So it is understandable that people, especially students, sometimes take a while to integrate new information into a coherent view of the world, and in the meanwhile respond at incorrect levels in conversation. (Nerds do this a lot.)

2 Cognitive dissonance. This is similar to confusion, but happens because people have some reason–usually political bias–for wanting a particular answer. People may be genuinely confused about colors, but no one experiences cognitive dissonance about it. People experience cognitive dissonance about questions like, “Are men and women the same?” or “Do gun restrictions save lives?”

It is much easier to invoke confused logic to support your points when you want a particular outcome for political reasons.

3 Deception. This is confusion on purpose.

There is an old story that when Denis Diderot was in Russia, visiting the court of Catherine the Great, he managed to annoy her majesty via his arguments in favor of atheism. Catherine called upon the great mathematician Leonard Euler to defend God. Euler proclaimed, “(a+b^n)/n = x, therefore God exists,” and the great but mathematically uninclined philosopher left in confusion.

The story is probably not true, but it illustrates the principle: sufficiently complicated arguments can confuse non-experts even when they are totally irrelevant. (Related: SSC post on Eulering.) Switching levels on someone is a fast and easy way to confuse them, especially if you have studied the subject more than they have.

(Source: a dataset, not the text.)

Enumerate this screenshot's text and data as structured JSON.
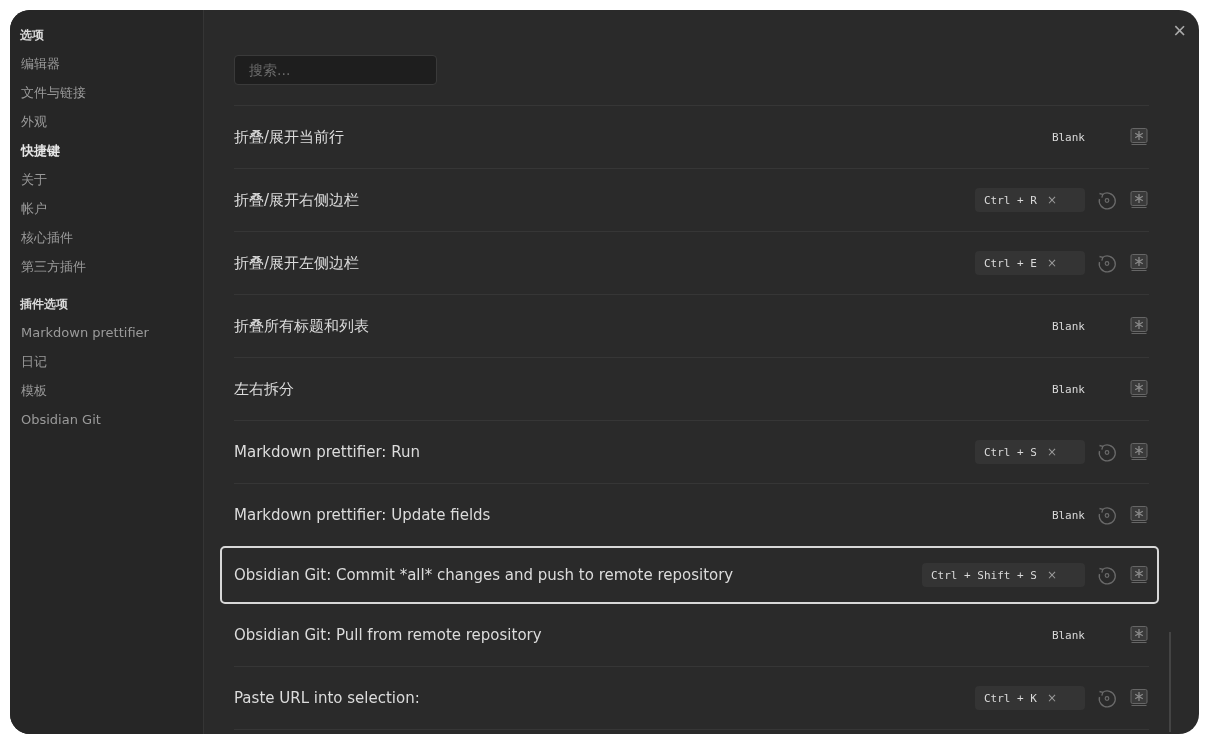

People do this when they want a particular outcome, usually political. For example, people who want to promote trans rights will recount an array of technical, medical intersex conditions in order to claim that the biological categories of “male” and “female” don’t exist. Of course, the biological categories of “male” and “female” do exist, as do people with rare genetic disorders; the one does not disprove the other, and neither tells you what to do about anything trans-related.

I feel like there needs to be some efficient (and recognized) way of saying, “Yes, this is true, but on a different level from the one I am addressing. At the level I am addressing, this is false.”